___ The records ___
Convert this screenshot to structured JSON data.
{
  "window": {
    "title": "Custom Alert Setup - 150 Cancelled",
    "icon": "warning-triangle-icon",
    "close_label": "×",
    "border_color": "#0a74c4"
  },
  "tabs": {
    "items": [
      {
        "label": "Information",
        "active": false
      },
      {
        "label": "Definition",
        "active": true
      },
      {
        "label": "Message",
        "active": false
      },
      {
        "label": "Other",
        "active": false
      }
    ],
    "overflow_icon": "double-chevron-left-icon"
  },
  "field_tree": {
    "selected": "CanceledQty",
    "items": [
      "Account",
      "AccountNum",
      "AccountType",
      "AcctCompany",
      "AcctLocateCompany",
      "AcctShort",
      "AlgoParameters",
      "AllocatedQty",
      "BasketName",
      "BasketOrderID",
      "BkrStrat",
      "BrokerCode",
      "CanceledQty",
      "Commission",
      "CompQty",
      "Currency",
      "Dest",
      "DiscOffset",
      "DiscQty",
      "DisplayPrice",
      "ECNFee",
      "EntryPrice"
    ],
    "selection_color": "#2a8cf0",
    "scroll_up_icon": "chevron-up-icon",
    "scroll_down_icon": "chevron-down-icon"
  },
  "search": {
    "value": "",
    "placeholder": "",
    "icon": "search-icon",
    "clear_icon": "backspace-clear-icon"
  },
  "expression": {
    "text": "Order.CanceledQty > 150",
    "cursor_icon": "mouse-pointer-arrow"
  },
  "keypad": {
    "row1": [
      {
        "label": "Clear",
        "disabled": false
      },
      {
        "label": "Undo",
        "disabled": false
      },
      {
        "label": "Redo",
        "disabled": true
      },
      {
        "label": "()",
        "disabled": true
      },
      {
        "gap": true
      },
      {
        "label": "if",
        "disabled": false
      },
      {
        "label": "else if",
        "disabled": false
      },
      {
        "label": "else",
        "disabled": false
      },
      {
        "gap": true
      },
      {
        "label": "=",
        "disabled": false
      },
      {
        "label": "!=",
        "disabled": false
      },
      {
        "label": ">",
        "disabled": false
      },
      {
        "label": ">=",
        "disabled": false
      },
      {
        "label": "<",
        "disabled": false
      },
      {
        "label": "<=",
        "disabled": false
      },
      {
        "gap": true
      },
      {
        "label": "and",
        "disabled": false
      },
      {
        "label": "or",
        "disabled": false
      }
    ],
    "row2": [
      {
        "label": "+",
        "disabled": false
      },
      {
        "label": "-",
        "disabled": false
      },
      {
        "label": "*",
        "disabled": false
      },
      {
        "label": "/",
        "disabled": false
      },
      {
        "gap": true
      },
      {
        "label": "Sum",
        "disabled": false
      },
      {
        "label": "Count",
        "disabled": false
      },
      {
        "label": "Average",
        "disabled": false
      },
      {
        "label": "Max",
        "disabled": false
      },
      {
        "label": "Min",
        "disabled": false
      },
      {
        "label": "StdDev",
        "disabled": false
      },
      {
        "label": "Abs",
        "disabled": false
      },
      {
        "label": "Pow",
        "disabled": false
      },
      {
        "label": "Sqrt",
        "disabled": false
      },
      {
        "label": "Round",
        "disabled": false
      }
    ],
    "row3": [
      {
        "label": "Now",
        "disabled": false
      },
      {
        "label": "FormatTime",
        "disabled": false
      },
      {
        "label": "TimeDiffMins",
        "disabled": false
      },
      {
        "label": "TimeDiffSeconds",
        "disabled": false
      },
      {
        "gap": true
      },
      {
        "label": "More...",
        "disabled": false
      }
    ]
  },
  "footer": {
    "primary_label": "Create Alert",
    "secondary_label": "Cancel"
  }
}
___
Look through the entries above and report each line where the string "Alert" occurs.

    "title": "Custom Alert Setup - 150 Cancelled",
    "primary_label": "Create Alert",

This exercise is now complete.